Plasma cell disorders include a spectrum of premalignant conditions, monoclonal gammopathy of undetermined significance (MGUS) and smoldering multiple myeloma (SMM), and the malignant counterpart, symptomatic multiple myeloma (MM). The initial transformation results in the establishment of a founder clone that is either hyperdiploid or nonhyperdiploid.1 This clone transits through premalignant phases, MGUS or SMM, acquiring additional genetic changes giving it the growth advantage before clinically manifesting in its malignant phase as MM. The genetic changes acquired over time establish multiple subclones giving growth advantages to different clones over time. Thus, the tumor could be dormant for quite some time until a mutation in a subclone gives a sudden burst of tumor growth resulting in symptomatic MM.
Munshi NC, Jagannath S, Avet-Loiseau H. Monoclonal Gammopathy May Be of Unpredictable Significance. JAMA Oncol. Published online July 18, 20195(9):1302–1303. doi:10.1001/jamaoncol.2019.1580

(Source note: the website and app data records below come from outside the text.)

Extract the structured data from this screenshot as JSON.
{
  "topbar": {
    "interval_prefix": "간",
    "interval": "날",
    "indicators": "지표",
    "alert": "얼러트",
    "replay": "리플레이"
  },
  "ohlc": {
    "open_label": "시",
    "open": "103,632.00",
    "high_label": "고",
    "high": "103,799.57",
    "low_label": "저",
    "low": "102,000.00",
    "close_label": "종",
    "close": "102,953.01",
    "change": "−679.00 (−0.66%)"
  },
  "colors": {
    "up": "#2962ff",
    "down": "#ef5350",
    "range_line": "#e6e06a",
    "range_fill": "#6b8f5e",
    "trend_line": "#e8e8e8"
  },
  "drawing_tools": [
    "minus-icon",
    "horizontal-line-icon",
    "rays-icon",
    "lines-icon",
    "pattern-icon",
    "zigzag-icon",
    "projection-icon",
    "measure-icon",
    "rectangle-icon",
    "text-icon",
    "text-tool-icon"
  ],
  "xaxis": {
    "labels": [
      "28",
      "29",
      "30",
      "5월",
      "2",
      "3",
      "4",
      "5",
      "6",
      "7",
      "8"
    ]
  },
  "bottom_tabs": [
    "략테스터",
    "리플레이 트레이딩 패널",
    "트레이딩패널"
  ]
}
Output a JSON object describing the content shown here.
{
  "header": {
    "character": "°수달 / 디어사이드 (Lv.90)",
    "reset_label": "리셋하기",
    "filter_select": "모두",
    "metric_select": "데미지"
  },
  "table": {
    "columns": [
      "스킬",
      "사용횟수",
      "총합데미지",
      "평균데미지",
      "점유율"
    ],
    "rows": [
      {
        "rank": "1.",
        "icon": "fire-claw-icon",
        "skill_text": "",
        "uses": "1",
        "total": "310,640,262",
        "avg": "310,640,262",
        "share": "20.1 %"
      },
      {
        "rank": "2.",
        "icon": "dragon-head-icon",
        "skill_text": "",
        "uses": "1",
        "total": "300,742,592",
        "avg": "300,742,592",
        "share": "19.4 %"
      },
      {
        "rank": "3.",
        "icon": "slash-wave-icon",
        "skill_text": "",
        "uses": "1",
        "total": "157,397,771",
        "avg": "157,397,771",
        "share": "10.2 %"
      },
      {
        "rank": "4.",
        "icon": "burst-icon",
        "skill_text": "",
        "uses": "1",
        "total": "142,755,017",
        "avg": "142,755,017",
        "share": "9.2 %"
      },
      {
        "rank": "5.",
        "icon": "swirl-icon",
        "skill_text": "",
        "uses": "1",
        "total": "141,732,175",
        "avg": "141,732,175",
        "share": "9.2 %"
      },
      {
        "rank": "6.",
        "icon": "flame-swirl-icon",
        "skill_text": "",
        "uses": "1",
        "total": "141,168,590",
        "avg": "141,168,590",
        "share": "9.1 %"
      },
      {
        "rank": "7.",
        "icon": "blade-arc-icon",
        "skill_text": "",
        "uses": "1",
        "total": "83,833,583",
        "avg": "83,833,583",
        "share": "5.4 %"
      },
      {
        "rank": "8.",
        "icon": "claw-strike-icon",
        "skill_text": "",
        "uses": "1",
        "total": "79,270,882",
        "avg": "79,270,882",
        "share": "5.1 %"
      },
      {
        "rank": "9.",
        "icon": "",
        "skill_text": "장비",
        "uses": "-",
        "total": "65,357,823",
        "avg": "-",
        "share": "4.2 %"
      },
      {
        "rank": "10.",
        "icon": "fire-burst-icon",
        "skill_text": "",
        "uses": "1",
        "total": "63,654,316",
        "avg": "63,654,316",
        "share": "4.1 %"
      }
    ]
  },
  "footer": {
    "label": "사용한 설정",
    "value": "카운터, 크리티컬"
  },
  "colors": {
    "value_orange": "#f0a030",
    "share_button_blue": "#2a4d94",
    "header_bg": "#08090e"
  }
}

Customize your JAMA Network experience by selecting one or more topics from the list below.
Create a personal account or sign in to: